Gustafson: While racism is intense in Bolivia—perhaps more now than before the election of Morales—Evo Morales represented both indigeneity and a broader popular Bolivian-ness that appealed to people of all kinds. He also responded to issues that were not just indigenous issues—especially the national demand to reassert control over natural resources. This position had broad political support, across racial and class lines.
The book discusses the idea that Bolivian government operations might be weaned off the U.S./European concept of government and toward an indigenous form of government. How is that different?
Fabricant: In some ways, Bolivian political forms are already shaped by indigeneity—for example, local town councils in much of the country are subject to the guiding authority of elders or local indigenous organizations.
Gustafson: In January 2011, Morales signed laws that would protect Pachamama from corporate, international, domestic, and individual degradation and harm. Some of this gave actual inalienable rights to Mother Earth including the right to life and to exist; the right to continue vital cycles and processes free from human alteration.

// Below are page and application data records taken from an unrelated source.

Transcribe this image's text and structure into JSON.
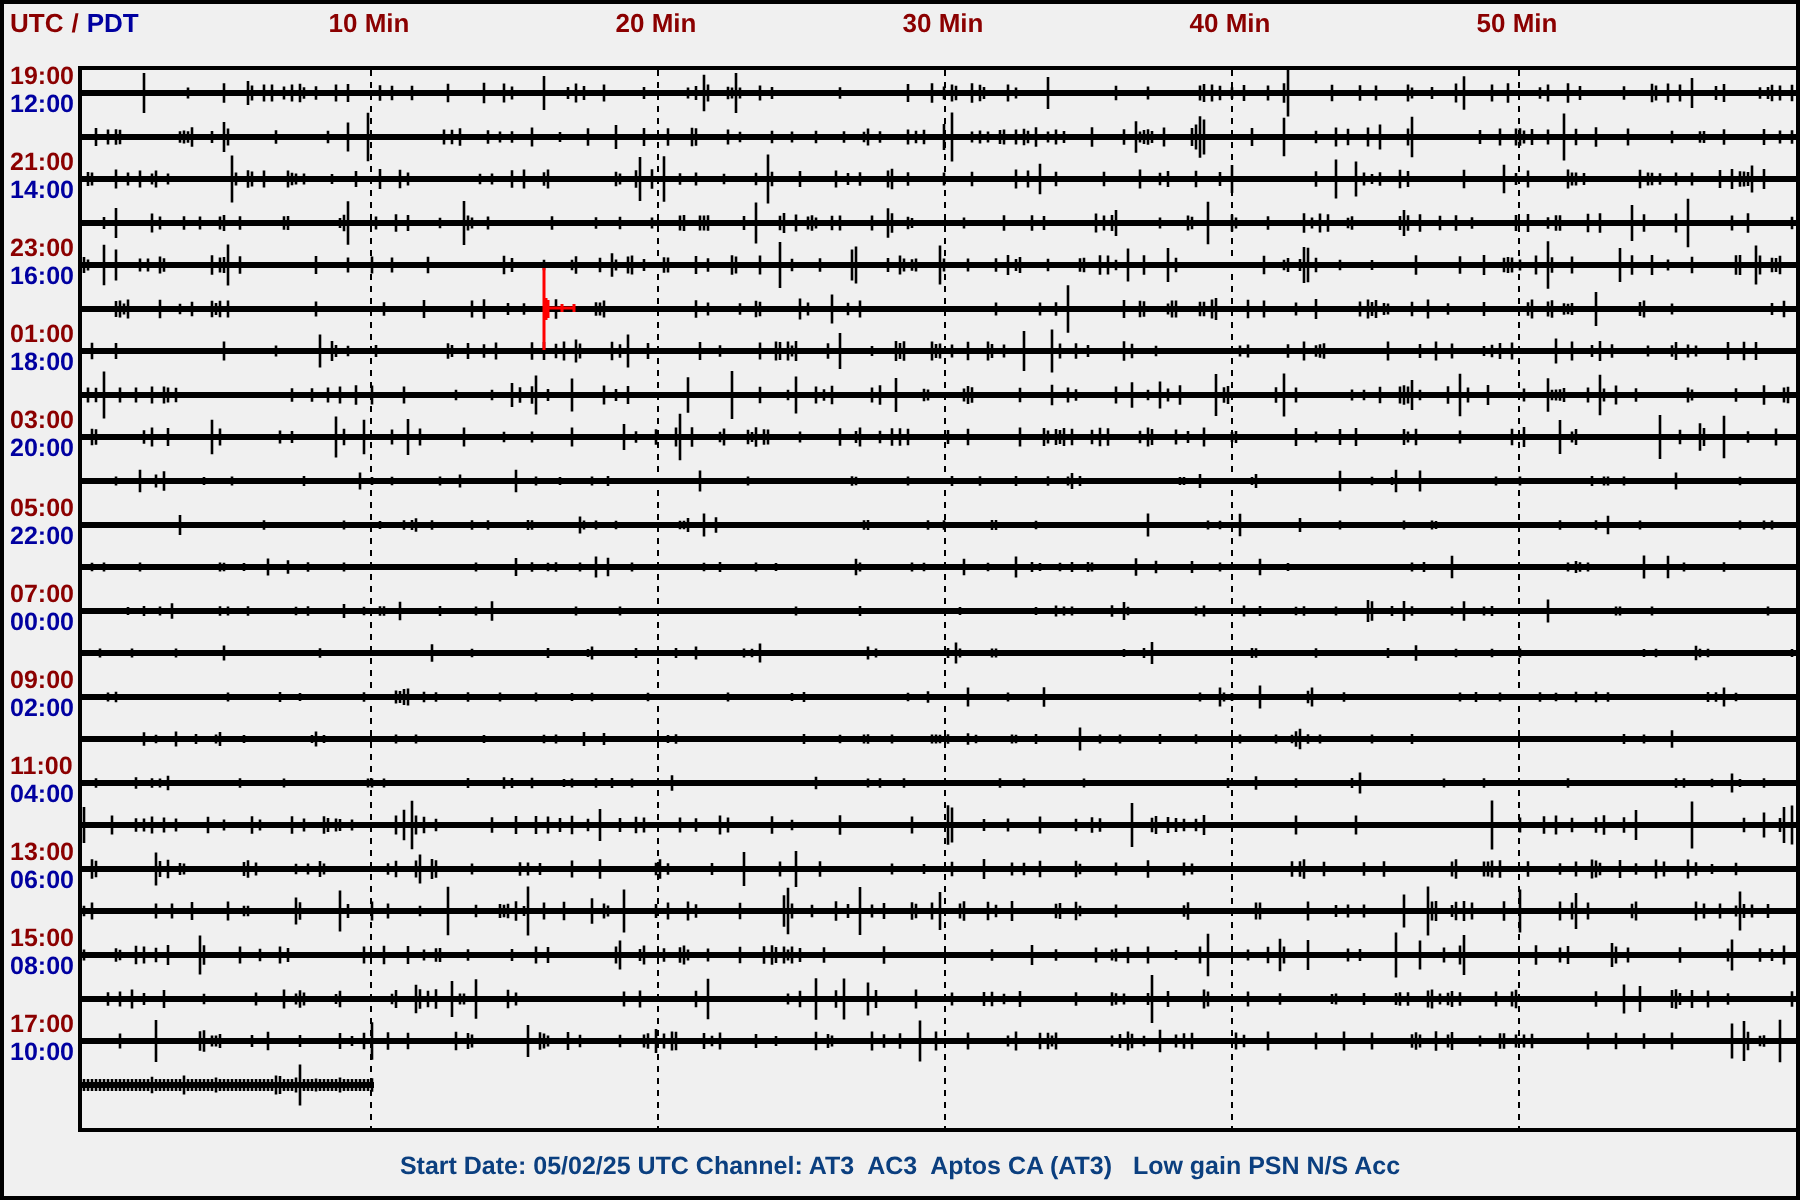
{
  "header": {
    "utc_label": "UTC",
    "separator": "/",
    "local_label": "PDT"
  },
  "minute_ticks": [
    "10 Min",
    "20 Min",
    "30 Min",
    "40 Min",
    "50 Min"
  ],
  "time_labels": [
    {
      "utc": "19:00",
      "local": "12:00"
    },
    {
      "utc": "21:00",
      "local": "14:00"
    },
    {
      "utc": "23:00",
      "local": "16:00"
    },
    {
      "utc": "01:00",
      "local": "18:00"
    },
    {
      "utc": "03:00",
      "local": "20:00"
    },
    {
      "utc": "05:00",
      "local": "22:00"
    },
    {
      "utc": "07:00",
      "local": "00:00"
    },
    {
      "utc": "09:00",
      "local": "02:00"
    },
    {
      "utc": "11:00",
      "local": "04:00"
    },
    {
      "utc": "13:00",
      "local": "06:00"
    },
    {
      "utc": "15:00",
      "local": "08:00"
    },
    {
      "utc": "17:00",
      "local": "10:00"
    }
  ],
  "caption": "Start Date: 05/02/25 UTC Channel: AT3  AC3  Aptos CA (AT3)   Low gain PSN N/S Acc"
}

While Morales has publicly used and mobilized indigenous culture as a way to reshape laws and the constitution, he has also been criticized for not following through on many promises. At the same time, there are interesting debates emerging around the power of laws/nation-states to protect indigenous peoples in an era of cannibalistic capitalism. For instance, while Morales passed this law, private corporations continue to invest in Bolivia and extract resource wealth, destroying eco-systems, ways of life and livelihoods. So while it seems quite radical to pass the rights of mother earth bill, national laws also hold very little power against transnational interests, wealth and power.